The previous youngest major winner, Morgan Pressel, was 18 years, 10 months and 9 days when she became the youngest winner in 2007. Pressel and Ko were equal third in this Evian championship after three rounds but Pressel blew out with a four over par round.

The next youngest is Lexi Thompson who won a major last year at 19 years 1 month 27 days.

This was Ko’s last chance to become the youngest major winner as it is the last major of the year.

Thompson was placed second coming into the last round, one shot ahead of Ko. After 7 holes of the last round with four birdies Thompson had gone out to a 3 shot lead over Ko but dropped a shot on the next hole and then double bogeyed the 14 while Ko had birdied past her by the 12th and went on to birdie three more holes including the 18th.

Ko’s four rounds were 69, 69, 67, 63 for a total of 268, 16 under par.

Her earnings for the year are now $2,190,922. This win also bumps her to the top of the season-long Race to the CME Globe points competition, just 61 points ahead of Inbee Park.

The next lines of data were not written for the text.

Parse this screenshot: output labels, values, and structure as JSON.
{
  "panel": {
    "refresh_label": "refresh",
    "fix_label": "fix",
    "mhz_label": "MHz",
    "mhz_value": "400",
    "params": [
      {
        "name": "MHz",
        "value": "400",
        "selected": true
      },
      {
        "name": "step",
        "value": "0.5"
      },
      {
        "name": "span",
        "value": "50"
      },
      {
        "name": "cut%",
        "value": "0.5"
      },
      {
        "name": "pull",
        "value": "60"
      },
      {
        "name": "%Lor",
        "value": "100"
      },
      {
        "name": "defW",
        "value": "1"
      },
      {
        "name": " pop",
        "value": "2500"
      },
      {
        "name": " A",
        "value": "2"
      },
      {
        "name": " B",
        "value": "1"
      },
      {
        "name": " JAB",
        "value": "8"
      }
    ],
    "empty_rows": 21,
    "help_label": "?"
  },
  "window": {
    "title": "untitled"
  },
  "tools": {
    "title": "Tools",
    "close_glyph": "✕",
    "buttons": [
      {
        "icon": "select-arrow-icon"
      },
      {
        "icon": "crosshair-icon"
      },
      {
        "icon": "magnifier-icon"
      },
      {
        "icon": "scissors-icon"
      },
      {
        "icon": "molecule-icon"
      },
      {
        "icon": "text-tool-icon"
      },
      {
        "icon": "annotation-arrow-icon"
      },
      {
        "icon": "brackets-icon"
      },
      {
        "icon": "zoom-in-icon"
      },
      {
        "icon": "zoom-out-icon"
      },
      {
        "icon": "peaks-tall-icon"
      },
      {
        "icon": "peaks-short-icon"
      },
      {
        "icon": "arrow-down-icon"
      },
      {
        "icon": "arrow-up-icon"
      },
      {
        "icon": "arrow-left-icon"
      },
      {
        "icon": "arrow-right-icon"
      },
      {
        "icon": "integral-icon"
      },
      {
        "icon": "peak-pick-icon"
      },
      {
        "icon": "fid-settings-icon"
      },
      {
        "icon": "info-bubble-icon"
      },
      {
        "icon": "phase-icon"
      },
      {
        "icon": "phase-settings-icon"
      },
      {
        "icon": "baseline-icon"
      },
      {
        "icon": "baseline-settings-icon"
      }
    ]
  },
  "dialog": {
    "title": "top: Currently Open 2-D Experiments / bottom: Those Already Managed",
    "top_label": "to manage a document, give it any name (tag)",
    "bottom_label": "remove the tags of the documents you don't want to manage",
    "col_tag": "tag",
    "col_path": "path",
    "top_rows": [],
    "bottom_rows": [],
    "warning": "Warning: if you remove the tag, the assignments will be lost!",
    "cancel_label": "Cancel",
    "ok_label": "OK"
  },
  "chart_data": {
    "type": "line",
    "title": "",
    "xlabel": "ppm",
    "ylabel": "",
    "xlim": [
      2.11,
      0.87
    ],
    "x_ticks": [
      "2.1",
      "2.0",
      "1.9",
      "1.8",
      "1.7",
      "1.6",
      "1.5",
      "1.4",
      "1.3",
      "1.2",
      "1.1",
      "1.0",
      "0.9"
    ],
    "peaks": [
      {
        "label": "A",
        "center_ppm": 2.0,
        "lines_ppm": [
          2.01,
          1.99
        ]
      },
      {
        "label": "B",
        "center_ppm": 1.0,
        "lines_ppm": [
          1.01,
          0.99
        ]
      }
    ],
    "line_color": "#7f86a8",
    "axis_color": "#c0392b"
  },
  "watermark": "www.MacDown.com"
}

They have both had four wins. Two other players have had two wins.

The LPGA website reports:


In her last chance to become the youngest major champion in LPGA Tour history, Lydia Ko shined on Sunday closing with an 8-under 63 to claim her first major title at the Evian Championship. Ko battled fellow young superstar Lexi Thompson down the stretch but pulled away on the final five holes for the six-stroke victory. Ko shot all four rounds in the 60’s (69-69-67-63) to finish at 16-under par 268. Her round of 63 was the lowest final round by a winner in a major championship, previously held by Karen Stupples (64) at the 2004 Women’s British Open.

“The first feeling I get is I’m very wet, I’m very cold,” Ko said of the celebatory water shower on the 18th green. “But it’s a great feeling. Today has been unbelievable. You know, I put myself in a good position going into today, over the last couple of days, and yeah, I just focused on my game. Lexi was playing really great golf, hitting good shots to the pin and making a lot of great putts. So I just said, hey, I’ve just got to focus on one shot at a time.”

When asked what it was like to walk down the 18th hole with a five-shot lead, Ko said it was her caddie, Jason Hamilton, who reminded her to take it all in.

“Jason told me to just enjoy the moment,” said Ko. “Any tournament it’s hard to come down the 18th with a five-shot lead, and to do it in a major, it’s an even better feeling.”

A brief and rare sign of emotion from Ko came during the water spray celebration on the 18th green from Danielle Kang, Amy Yang and sister Sura. It was that moment when she came to realize she made history again.

“Yeah, a couple teardrops,” said Ko. “I didn’t totally cry-cry. But I kind of got a little overwhelmed, and I could kind of feel tears coming when Jason said, enjoy the moment, coming down onto the green. I kind of felt back over the whole week and all the questions I’ve been asked. But in a way I was relieved. But to kind of have that putt go in, I think just everything dropped. I didn’t really know what was going to happen. I mean, it was so amazing, and just, I think, all feelings kind of went into me.”

Congratulations to Lydia, this was a great win in an already amazing career.